Quality of life improvement, as measured with the Incontinence-QOL questionnaire, also remained statistically and clinically significant throughout the available follow-up. Across the five cycles, between 66% and 93% of patients had an improvement from baseline ≥11 points, which defines a minimally important difference.
Safety profile unchanged
The safety profile of onabotulinumtoxinA detrusor injections was unchanged relative to during the controlled portion of the pivotal trials. Urinary tract infection and urinary retention, which were diagnosed based on the investigator's judgment, remained the most common adverse events with both doses, and their incidence did not change over time.
"Clinicians are concerned about the effects of long-term onabotA treatment, and it is useful to have evidence from these large multicenter clinical trials," said Dr. Kennelly.
"So far, the results indicate onabotA continues to be effective with repeated injections and the safety data do not raise any signals about long-term adverse events. However, this is an interim analysis and results from longer follow-up will be clearly important for urologists around the world who are using onabotA to manage UI in patients with neurogenic detrusor overactivity."

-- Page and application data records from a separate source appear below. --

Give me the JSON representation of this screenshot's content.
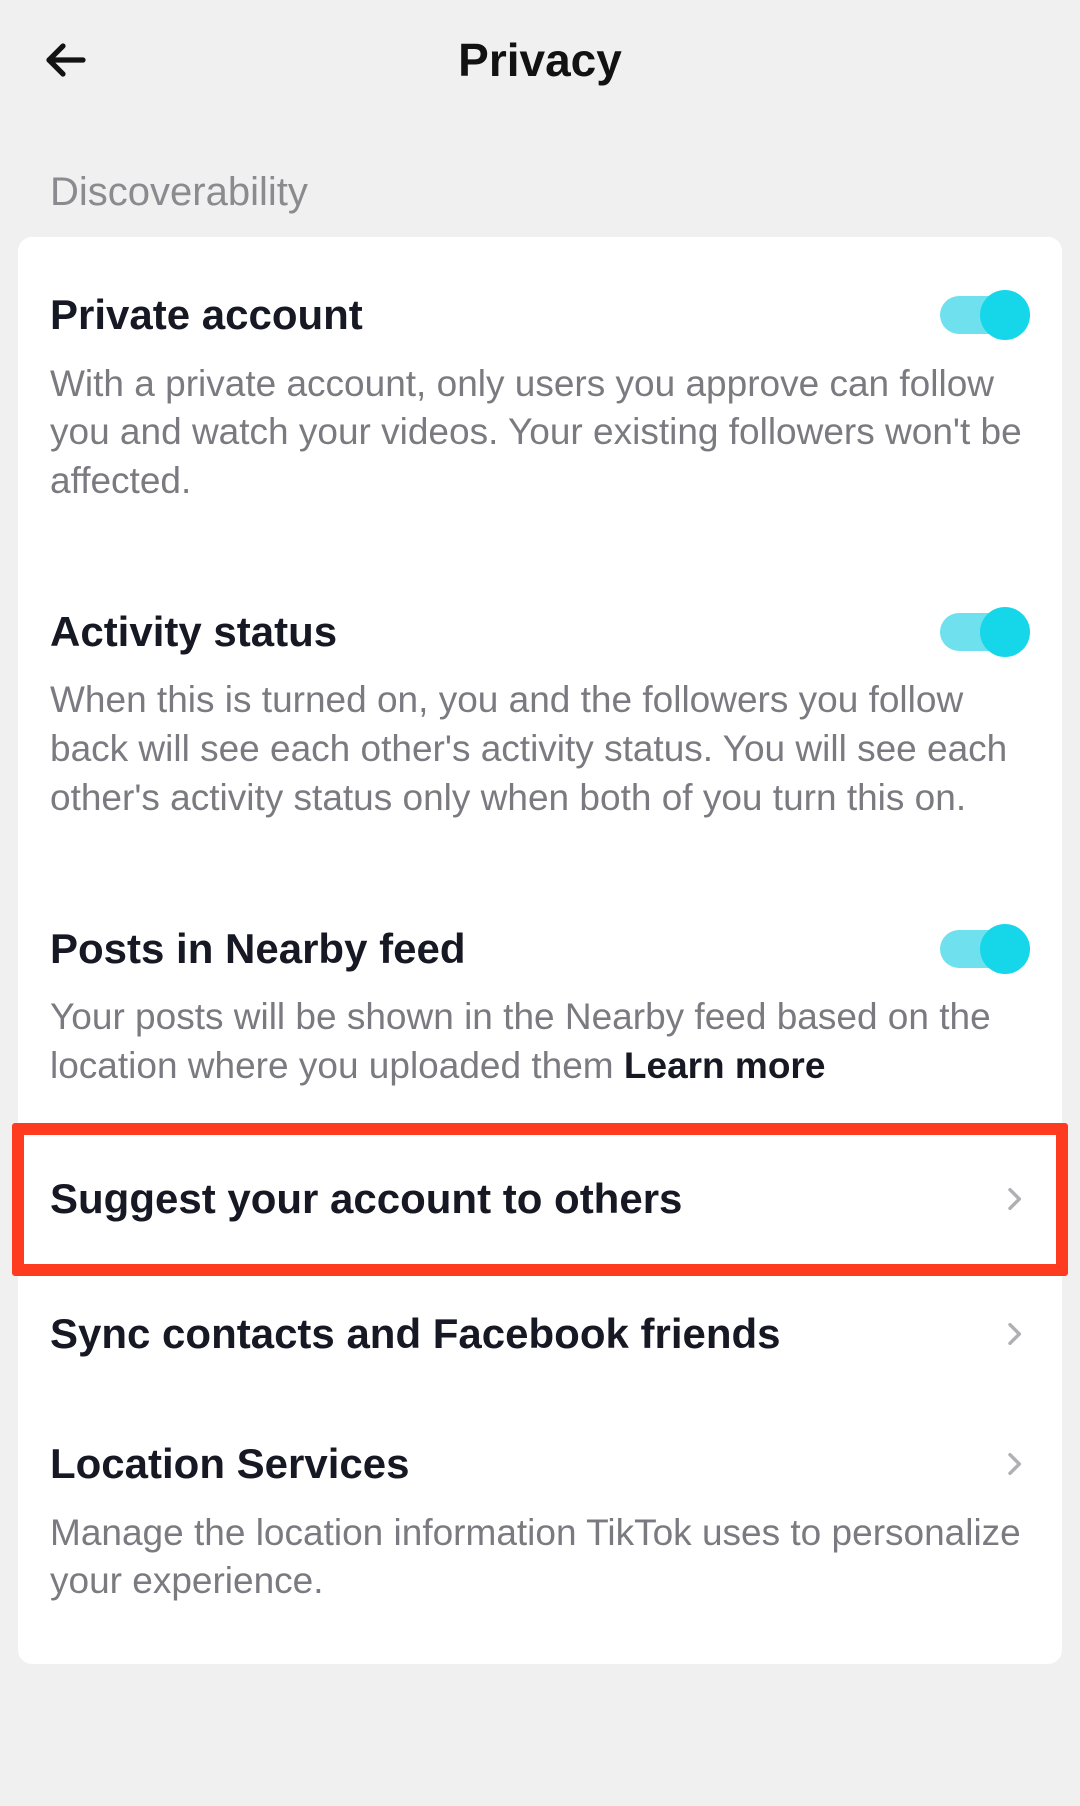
{
  "header": {
    "title": "Privacy"
  },
  "section_label": "Discoverability",
  "items": {
    "private_account": {
      "title": "Private account",
      "desc": "With a private account, only users you approve can follow you and watch your videos. Your existing followers won't be affected.",
      "on": true
    },
    "activity_status": {
      "title": "Activity status",
      "desc": "When this is turned on, you and the followers you follow back will see each other's activity status. You will see each other's activity status only when both of you turn this on.",
      "on": true
    },
    "nearby": {
      "title": "Posts in Nearby feed",
      "desc_prefix": "Your posts will be shown in the Nearby feed based on the location where you uploaded them ",
      "learn_more": "Learn more",
      "on": true
    },
    "suggest": {
      "title": "Suggest your account to others"
    },
    "sync": {
      "title": "Sync contacts and Facebook friends"
    },
    "location": {
      "title": "Location Services",
      "desc": "Manage the location information TikTok uses to personalize your experience."
    }
  },
  "colors": {
    "accent": "#16d6e9",
    "highlight": "#ff3b1f"
  }
}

Dr. Kennelly is a consultant/adviser for Allergan, Inc., Astellas Pharma Inc., Pfizer Inc., and Watson Pharmaceuticals, Inc. His co-authors are consultant/advisers, investigators, meeting participant/lecturers, and/or employees of Allergan.